# [RECORDS SHOWN]
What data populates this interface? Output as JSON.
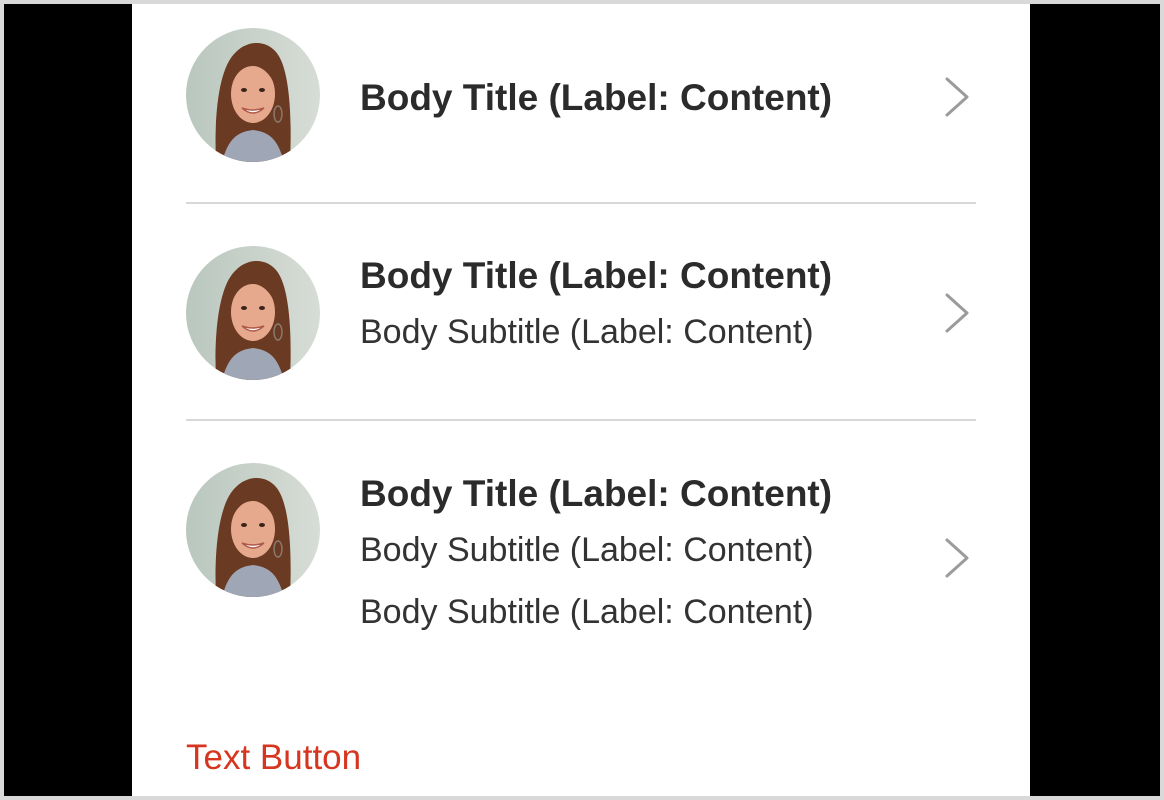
{
  "list": {
    "items": [
      {
        "avatar_icon": "person-photo-icon",
        "title": "Body Title (Label: Content)",
        "subtitles": []
      },
      {
        "avatar_icon": "person-photo-icon",
        "title": "Body Title (Label: Content)",
        "subtitles": [
          "Body Subtitle (Label: Content)"
        ]
      },
      {
        "avatar_icon": "person-photo-icon",
        "title": "Body Title (Label: Content)",
        "subtitles": [
          "Body Subtitle (Label: Content)",
          "Body Subtitle (Label: Content)"
        ]
      }
    ],
    "chevron_icon": "chevron-right-icon"
  },
  "footer": {
    "text_button_label": "Text Button"
  },
  "colors": {
    "accent": "#d6361f",
    "text": "#2b2b2b",
    "divider": "#d8d8d8",
    "chevron": "#9b9b9b",
    "background": "#ffffff",
    "outer": "#000000"
  }
}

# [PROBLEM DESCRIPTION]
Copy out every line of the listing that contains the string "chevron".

# [RESULT FOR THIS EXERCISE]
    "chevron_icon": "chevron-right-icon"
    "chevron": "#9b9b9b",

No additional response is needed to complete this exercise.